• _Activity_
Go through the records and give each one again exactly.

• _Record set_
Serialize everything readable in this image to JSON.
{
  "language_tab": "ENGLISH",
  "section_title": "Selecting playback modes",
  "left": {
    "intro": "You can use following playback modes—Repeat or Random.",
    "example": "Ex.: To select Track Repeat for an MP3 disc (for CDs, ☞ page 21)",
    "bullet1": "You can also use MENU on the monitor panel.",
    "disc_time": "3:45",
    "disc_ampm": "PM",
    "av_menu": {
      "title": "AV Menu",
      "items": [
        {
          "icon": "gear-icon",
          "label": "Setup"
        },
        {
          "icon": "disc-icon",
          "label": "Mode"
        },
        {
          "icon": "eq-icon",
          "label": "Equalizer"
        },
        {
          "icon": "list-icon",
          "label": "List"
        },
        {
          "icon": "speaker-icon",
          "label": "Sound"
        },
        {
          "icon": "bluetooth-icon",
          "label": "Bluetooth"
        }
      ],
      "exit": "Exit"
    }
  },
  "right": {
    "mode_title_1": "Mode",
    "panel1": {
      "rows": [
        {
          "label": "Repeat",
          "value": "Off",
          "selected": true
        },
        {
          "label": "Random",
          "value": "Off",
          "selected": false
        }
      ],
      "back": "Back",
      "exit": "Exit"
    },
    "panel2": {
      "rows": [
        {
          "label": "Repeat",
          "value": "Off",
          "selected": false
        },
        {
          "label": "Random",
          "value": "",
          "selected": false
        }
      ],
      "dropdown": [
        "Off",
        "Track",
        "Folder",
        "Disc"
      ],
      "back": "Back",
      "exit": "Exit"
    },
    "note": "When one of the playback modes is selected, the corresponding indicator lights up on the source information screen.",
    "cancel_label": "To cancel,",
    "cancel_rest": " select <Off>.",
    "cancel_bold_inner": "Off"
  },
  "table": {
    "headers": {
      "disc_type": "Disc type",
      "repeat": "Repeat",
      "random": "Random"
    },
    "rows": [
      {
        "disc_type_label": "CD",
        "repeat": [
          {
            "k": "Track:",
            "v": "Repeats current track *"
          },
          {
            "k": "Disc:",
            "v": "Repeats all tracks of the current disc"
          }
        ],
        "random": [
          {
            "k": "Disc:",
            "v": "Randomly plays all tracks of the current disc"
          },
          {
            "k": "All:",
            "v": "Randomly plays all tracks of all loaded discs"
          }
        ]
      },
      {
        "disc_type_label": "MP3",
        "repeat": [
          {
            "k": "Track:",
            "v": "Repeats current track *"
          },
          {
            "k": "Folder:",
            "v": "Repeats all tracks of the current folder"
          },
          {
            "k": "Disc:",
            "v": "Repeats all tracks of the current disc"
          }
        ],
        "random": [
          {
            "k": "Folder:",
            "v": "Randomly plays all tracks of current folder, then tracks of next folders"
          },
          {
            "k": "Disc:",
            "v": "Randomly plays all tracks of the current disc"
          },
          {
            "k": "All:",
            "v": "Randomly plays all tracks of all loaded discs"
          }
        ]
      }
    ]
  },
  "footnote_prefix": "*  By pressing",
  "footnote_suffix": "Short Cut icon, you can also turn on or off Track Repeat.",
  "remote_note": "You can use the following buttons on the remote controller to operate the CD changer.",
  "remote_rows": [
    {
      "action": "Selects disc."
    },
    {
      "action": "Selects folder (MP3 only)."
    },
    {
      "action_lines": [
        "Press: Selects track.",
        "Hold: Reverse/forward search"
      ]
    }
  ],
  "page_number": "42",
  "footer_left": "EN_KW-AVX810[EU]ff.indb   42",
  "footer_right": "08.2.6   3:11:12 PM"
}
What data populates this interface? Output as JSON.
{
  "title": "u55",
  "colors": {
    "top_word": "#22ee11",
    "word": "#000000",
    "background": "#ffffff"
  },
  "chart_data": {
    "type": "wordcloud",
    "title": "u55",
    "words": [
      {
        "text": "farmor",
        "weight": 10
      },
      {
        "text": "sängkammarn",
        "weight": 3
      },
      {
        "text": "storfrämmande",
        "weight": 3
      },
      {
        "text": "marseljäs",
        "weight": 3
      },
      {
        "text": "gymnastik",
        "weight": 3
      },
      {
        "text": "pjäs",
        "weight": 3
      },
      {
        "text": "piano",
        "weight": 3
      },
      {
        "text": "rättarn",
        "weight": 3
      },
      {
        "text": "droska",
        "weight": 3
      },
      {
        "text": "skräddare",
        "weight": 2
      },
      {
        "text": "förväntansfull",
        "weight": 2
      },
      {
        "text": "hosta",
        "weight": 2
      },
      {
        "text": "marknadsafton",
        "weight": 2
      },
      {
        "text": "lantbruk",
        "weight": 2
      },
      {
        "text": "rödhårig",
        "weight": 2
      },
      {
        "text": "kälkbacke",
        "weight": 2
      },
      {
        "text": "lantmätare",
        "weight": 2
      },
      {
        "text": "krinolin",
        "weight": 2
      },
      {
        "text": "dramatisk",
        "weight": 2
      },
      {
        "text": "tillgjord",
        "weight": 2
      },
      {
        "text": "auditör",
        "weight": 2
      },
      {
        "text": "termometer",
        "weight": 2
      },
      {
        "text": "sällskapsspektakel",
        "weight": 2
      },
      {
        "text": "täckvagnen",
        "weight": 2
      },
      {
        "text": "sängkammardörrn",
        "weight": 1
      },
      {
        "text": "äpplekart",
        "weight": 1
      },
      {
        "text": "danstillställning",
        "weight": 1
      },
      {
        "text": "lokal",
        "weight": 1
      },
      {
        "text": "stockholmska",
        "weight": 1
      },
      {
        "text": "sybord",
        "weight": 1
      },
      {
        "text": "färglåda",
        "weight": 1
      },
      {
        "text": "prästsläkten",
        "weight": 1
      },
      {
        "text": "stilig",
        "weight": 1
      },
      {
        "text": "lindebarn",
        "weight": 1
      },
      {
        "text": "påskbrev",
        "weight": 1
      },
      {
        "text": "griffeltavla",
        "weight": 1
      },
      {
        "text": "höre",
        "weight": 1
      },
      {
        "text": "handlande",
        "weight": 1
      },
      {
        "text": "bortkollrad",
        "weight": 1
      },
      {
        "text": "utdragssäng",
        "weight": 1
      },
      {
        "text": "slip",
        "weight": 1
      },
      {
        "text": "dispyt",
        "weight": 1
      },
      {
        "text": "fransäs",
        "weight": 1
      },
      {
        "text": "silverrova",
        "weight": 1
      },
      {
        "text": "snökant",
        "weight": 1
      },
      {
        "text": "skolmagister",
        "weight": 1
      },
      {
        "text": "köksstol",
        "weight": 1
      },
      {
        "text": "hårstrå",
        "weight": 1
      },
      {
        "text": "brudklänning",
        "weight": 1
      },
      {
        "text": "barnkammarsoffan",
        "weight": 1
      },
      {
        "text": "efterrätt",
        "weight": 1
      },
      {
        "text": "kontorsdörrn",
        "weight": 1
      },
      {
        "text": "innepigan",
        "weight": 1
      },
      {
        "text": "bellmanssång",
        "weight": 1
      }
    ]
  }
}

• _Written response_
Serialize everything readable in this image to JSON.
{
  "language_tab": "ENGLISH",
  "section_title": "Selecting playback modes",
  "left": {
    "intro": "You can use following playback modes—Repeat or Random.",
    "example": "Ex.: To select Track Repeat for an MP3 disc (for CDs, ☞ page 21)",
    "bullet1": "You can also use MENU on the monitor panel.",
    "disc_time": "3:45",
    "disc_ampm": "PM",
    "av_menu": {
      "title": "AV Menu",
      "items": [
        {
          "icon": "gear-icon",
          "label": "Setup"
        },
        {
          "icon": "disc-icon",
          "label": "Mode"
        },
        {
          "icon": "eq-icon",
          "label": "Equalizer"
        },
        {
          "icon": "list-icon",
          "label": "List"
        },
        {
          "icon": "speaker-icon",
          "label": "Sound"
        },
        {
          "icon": "bluetooth-icon",
          "label": "Bluetooth"
        }
      ],
      "exit": "Exit"
    }
  },
  "right": {
    "mode_title_1": "Mode",
    "panel1": {
      "rows": [
        {
          "label": "Repeat",
          "value": "Off",
          "selected": true
        },
        {
          "label": "Random",
          "value": "Off",
          "selected": false
        }
      ],
      "back": "Back",
      "exit": "Exit"
    },
    "panel2": {
      "rows": [
        {
          "label": "Repeat",
          "value": "Off",
          "selected": false
        },
        {
          "label": "Random",
          "value": "",
          "selected": false
        }
      ],
      "dropdown": [
        "Off",
        "Track",
        "Folder",
        "Disc"
      ],
      "back": "Back",
      "exit": "Exit"
    },
    "note": "When one of the playback modes is selected, the corresponding indicator lights up on the source information screen.",
    "cancel_label": "To cancel,",
    "cancel_rest": " select <Off>.",
    "cancel_bold_inner": "Off"
  },
  "table": {
    "headers": {
      "disc_type": "Disc type",
      "repeat": "Repeat",
      "random": "Random"
    },
    "rows": [
      {
        "disc_type_label": "CD",
        "repeat": [
          {
            "k": "Track:",
            "v": "Repeats current track *"
          },
          {
            "k": "Disc:",
            "v": "Repeats all tracks of the current disc"
          }
        ],
        "random": [
          {
            "k": "Disc:",
            "v": "Randomly plays all tracks of the current disc"
          },
          {
            "k": "All:",
            "v": "Randomly plays all tracks of all loaded discs"
          }
        ]
      },
      {
        "disc_type_label": "MP3",
        "repeat": [
          {
            "k": "Track:",
            "v": "Repeats current track *"
          },
          {
            "k": "Folder:",
            "v": "Repeats all tracks of the current folder"
          },
          {
            "k": "Disc:",
            "v": "Repeats all tracks of the current disc"
          }
        ],
        "random": [
          {
            "k": "Folder:",
            "v": "Randomly plays all tracks of current folder, then tracks of next folders"
          },
          {
            "k": "Disc:",
            "v": "Randomly plays all tracks of the current disc"
          },
          {
            "k": "All:",
            "v": "Randomly plays all tracks of all loaded discs"
          }
        ]
      }
    ]
  },
  "footnote_prefix": "*  By pressing",
  "footnote_suffix": "Short Cut icon, you can also turn on or off Track Repeat.",
  "remote_note": "You can use the following buttons on the remote controller to operate the CD changer.",
  "remote_rows": [
    {
      "action": "Selects disc."
    },
    {
      "action": "Selects folder (MP3 only)."
    },
    {
      "action_lines": [
        "Press: Selects track.",
        "Hold: Reverse/forward search"
      ]
    }
  ],
  "page_number": "42",
  "footer_left": "EN_KW-AVX810[EU]ff.indb   42",
  "footer_right": "08.2.6   3:11:12 PM"
}
What data populates this interface? Output as JSON.
{
  "title": "u55",
  "colors": {
    "top_word": "#22ee11",
    "word": "#000000",
    "background": "#ffffff"
  },
  "chart_data": {
    "type": "wordcloud",
    "title": "u55",
    "words": [
      {
        "text": "farmor",
        "weight": 10
      },
      {
        "text": "sängkammarn",
        "weight": 3
      },
      {
        "text": "storfrämmande",
        "weight": 3
      },
      {
        "text": "marseljäs",
        "weight": 3
      },
      {
        "text": "gymnastik",
        "weight": 3
      },
      {
        "text": "pjäs",
        "weight": 3
      },
      {
        "text": "piano",
        "weight": 3
      },
      {
        "text": "rättarn",
        "weight": 3
      },
      {
        "text": "droska",
        "weight": 3
      },
      {
        "text": "skräddare",
        "weight": 2
      },
      {
        "text": "förväntansfull",
        "weight": 2
      },
      {
        "text": "hosta",
        "weight": 2
      },
      {
        "text": "marknadsafton",
        "weight": 2
      },
      {
        "text": "lantbruk",
        "weight": 2
      },
      {
        "text": "rödhårig",
        "weight": 2
      },
      {
        "text": "kälkbacke",
        "weight": 2
      },
      {
        "text": "lantmätare",
        "weight": 2
      },
      {
        "text": "krinolin",
        "weight": 2
      },
      {
        "text": "dramatisk",
        "weight": 2
      },
      {
        "text": "tillgjord",
        "weight": 2
      },
      {
        "text": "auditör",
        "weight": 2
      },
      {
        "text": "termometer",
        "weight": 2
      },
      {
        "text": "sällskapsspektakel",
        "weight": 2
      },
      {
        "text": "täckvagnen",
        "weight": 2
      },
      {
        "text": "sängkammardörrn",
        "weight": 1
      },
      {
        "text": "äpplekart",
        "weight": 1
      },
      {
        "text": "danstillställning",
        "weight": 1
      },
      {
        "text": "lokal",
        "weight": 1
      },
      {
        "text": "stockholmska",
        "weight": 1
      },
      {
        "text": "sybord",
        "weight": 1
      },
      {
        "text": "färglåda",
        "weight": 1
      },
      {
        "text": "prästsläkten",
        "weight": 1
      },
      {
        "text": "stilig",
        "weight": 1
      },
      {
        "text": "lindebarn",
        "weight": 1
      },
      {
        "text": "påskbrev",
        "weight": 1
      },
      {
        "text": "griffeltavla",
        "weight": 1
      },
      {
        "text": "höre",
        "weight": 1
      },
      {
        "text": "handlande",
        "weight": 1
      },
      {
        "text": "bortkollrad",
        "weight": 1
      },
      {
        "text": "utdragssäng",
        "weight": 1
      },
      {
        "text": "slip",
        "weight": 1
      },
      {
        "text": "dispyt",
        "weight": 1
      },
      {
        "text": "fransäs",
        "weight": 1
      },
      {
        "text": "silverrova",
        "weight": 1
      },
      {
        "text": "snökant",
        "weight": 1
      },
      {
        "text": "skolmagister",
        "weight": 1
      },
      {
        "text": "köksstol",
        "weight": 1
      },
      {
        "text": "hårstrå",
        "weight": 1
      },
      {
        "text": "brudklänning",
        "weight": 1
      },
      {
        "text": "barnkammarsoffan",
        "weight": 1
      },
      {
        "text": "efterrätt",
        "weight": 1
      },
      {
        "text": "kontorsdörrn",
        "weight": 1
      },
      {
        "text": "innepigan",
        "weight": 1
      },
      {
        "text": "bellmanssång",
        "weight": 1
      }
    ]
  }
}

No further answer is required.